Architects who use unconventional materials must be prepared to document their performance. At the World Resources Institute, "absolutely everything was challenged by the contractor and subcontractors," Mendler says. Having other members of the team involved from the onset of the project helps. "This is all so much simpler as long as everyone starts out making the environment a priority," she adds. "Incorporating sustainable materials is, more than anything, a matter of habit. When you're used to a material, it is hard to change to something new. But when everyone is working together, that effort is minimized. And it becomes worthwhile."

More about sustainability

The Environmental Building News Product Catalog, organized by CSI number, includes a green-products directory, descriptions of more than 1,300 green products, and a binder of product literature.

Environmental Building News also publishes a monthly newsletter with reviews of green-building products and analyses of design strategies. 800-861-0954.

The REDI Guide is a free, online database of green-building products searchable by product name or CSI number.

The AIA's Environmental Resource Guide consists of material reports with detailed life-cycle analyses of most major building materials. Reports compare the environmental profile of various materials for a particular assembly or function. Case studies are also included. Available as a three-ring binder or CD-ROM. John Wiley & Sons. 800/225-5945.

The West Coast Architectural Resource Guide and Database by the Northern California chapter of Architects/Designers/Planners for Social Responsibility (ADPSR) is a comprehensive listing of green products for the region. It's available either in paperback or on CD-ROM. 510/841-1039.

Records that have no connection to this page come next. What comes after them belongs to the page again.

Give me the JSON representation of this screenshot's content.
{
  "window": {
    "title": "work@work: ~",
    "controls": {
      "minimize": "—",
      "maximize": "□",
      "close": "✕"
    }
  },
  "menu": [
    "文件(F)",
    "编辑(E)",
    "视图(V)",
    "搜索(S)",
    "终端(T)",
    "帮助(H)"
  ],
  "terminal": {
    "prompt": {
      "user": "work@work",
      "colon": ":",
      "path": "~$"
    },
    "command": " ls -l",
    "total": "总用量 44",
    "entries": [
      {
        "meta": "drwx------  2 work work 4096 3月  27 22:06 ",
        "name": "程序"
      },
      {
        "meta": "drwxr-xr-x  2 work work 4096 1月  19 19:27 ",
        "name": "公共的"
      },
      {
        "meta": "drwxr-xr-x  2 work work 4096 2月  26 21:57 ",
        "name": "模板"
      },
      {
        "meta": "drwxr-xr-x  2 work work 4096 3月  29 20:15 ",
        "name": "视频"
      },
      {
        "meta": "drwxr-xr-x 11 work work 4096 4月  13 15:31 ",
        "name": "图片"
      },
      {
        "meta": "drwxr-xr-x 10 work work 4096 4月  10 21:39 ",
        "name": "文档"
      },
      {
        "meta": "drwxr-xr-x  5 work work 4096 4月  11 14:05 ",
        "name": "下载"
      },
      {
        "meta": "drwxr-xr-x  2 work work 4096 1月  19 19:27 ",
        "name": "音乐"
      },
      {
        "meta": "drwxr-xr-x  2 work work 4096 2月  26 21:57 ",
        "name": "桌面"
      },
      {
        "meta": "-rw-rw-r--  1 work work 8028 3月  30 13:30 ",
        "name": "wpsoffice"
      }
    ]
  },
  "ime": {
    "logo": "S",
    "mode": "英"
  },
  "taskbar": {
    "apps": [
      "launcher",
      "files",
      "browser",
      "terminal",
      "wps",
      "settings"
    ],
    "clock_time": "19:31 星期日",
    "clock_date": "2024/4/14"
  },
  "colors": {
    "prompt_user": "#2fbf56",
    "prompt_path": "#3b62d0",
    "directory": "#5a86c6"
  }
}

The Guide to Resource Efficient Building Elements is an annotated paperback directory of materials for residential and small commercial construction from the Center for Resourceful Building Technology. 406/549-7678.

The Harris Directory is a reference for recycled-content building materials. Online subscription available.


  1. What constitutes the life cycle of a sustainable material?

  2. What are the advantages of using local materials for construction?

  3. How can products and materials be selected to reduce indoor-air-quality issues?

  4. How are the specified materials integrated into the building without difficulties?